The Road to Little Dribbling by Bill Bryson
The Road to Little Dribbling by Bill Bryson relates the tale of an American from Iowa who is both frustrated and fascinated by Lancashire, Yorkshire, and other alluring British destinations. From Cornish fishing villages to more touristy spots, the author relates his trips with flair and humor: here a country pub where everybody knows your name, there a sanatorium turned residential complex, and in-between a whole cast of heritage sites and countryside treasures.
The Sun Also Rises by Ernest Hemingway is one of those iconic travel books that take your heart to Europe – this time from Paris in France, to Pamplona in Spain, for the July fiesta, which culminates with a bull fight. It’s a literary gem in Hemingway’s iconic style, and it relates the travels and love story of U.S. journalist Jake Barnes and British Lady Brett Ashley.
Watermark by Joseph Brodsky is a poetic masterpiece that paints Venice with the brushes of a thousand poets. Suddenly, carnivals and postcard images become obsolete as you live and breathe the rhythm of a real, vibrant city, destroyed by the tourist hype. Brodsky’s Venice is at its best off-season when the peace of the streets reverberates the bang of the church bells like a symphony.
If you are anything like Peter Mayle, you will love spending A Year in Provence. This is one of the 10 travel books that take your heart to Europe I love the most because it is so close to home. Granted, I’d drive more than 8 hours to Lubéron, but Marseille, which is the capital of the Bouches-du-Rhône in Provence, is just a stone’s throw away from Mayle’s 200-year-old stone farmhouse that is the setting of this fascinating story. The area has not changed much since the novel had its first edition in 1989: goats still roam freely on the main streets of the village, and ladder snakes are right at home.

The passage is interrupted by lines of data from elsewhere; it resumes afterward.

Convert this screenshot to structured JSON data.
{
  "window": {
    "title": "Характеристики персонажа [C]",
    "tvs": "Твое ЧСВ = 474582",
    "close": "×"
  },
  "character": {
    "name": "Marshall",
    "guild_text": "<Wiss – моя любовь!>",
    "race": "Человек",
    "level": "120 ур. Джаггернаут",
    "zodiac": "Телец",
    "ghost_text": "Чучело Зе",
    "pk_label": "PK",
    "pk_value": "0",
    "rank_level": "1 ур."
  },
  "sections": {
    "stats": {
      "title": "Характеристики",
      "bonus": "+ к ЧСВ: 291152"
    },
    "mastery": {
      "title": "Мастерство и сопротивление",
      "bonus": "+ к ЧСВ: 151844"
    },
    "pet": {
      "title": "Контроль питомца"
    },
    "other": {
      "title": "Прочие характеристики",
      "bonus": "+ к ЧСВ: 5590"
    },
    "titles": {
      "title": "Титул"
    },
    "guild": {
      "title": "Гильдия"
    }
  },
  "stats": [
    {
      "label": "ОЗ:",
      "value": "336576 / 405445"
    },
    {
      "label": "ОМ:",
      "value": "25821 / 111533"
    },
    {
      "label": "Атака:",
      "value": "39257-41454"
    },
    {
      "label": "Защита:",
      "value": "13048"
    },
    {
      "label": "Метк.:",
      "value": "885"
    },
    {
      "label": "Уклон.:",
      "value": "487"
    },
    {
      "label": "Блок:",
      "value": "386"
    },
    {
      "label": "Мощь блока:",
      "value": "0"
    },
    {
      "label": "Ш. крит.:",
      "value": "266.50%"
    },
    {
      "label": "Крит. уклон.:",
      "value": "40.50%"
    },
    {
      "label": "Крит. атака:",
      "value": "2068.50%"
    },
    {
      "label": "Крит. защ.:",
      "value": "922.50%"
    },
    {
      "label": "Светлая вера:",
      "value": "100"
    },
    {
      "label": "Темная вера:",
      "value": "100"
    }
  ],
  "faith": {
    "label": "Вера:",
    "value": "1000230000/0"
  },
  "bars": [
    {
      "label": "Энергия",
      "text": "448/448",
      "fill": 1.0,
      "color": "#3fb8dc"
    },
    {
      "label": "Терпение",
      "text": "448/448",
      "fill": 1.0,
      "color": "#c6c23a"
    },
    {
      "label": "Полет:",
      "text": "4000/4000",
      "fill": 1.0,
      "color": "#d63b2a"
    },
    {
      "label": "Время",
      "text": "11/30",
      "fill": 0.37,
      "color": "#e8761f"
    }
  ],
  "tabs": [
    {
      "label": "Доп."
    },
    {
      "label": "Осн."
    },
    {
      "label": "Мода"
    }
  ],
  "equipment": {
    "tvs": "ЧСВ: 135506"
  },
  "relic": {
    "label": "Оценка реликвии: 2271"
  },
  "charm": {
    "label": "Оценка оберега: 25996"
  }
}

Beyond the hype, Rick Steves’ Postcards from Europe takes you “from the Netherlands through Germany, Italy, and Switzerland, with a grand Parisian finale,” and it’s the perfect journey. Rick tends to write like a travel guide, but he has a way with words that inspires impromptu voyages: “But it’s the same Europe, as well. Dolphins playfully race Aegean ferries into the sunset. Oslo’s fjord weary fishermen still peddle tins of shrimp from their boats.” In Postcards from Europe, the author shares some of his favorite travel destinations and moments, but they soon become yours.
Francis Tapon is an intriguing world explorer. His The Hidden Europe: What Eastern Europeans Can Teach Us is one of those rare books that challenge stereotypes albeit from a strongly biased perspective which doesn’t bother at all because the voice of the author is honest and the experience is genuine. This is Tapon’s personal journey and view, so take his tales with the necessary grain of salt.
And then, a lifetime or even just a vacation under the Tuscan sun is an inspiring experience – as inspiring as Frances Mayes’ Under the Tuscan Sun: At Home in Italy, a memoir about life, food, and culture and in of Italy’s most sought-after regions. You will also enjoy Bella Tuscany: The Sweet Life in Italy by the same author.
Seeking Sicily: A Cultural Journey Through Myth and Reality in the Heart of the Mediterranean by John Keahey’s
For a book that reveals the fascinating history and paths of Regione Siciliana, you can always count on John Keahey’s Seeking Sicily: A Cultural Journey Through Myth and Reality in the Heart of the Mediterranean. From tourist spots like La Terra Trema’s trendy Aci Trezza resort to remote destinations, this is a tome that will inspire your thirst for knowledge and wanderlust.
Finally, Travels with Epicurus: A Journey to a Greek Island in Search of a Fulfilled Life by Daniel Klein is all about Greek lifestyle experiences. The title is self-explanatory, and the read meets the promise. In fact, “fulfilling” is an understatement for life on Hydra, which turns to be anything but the mythological serpentine water monster of Lerna.
Do you have any other favorite travel books that take your heart to Europe? Let us know in the comments!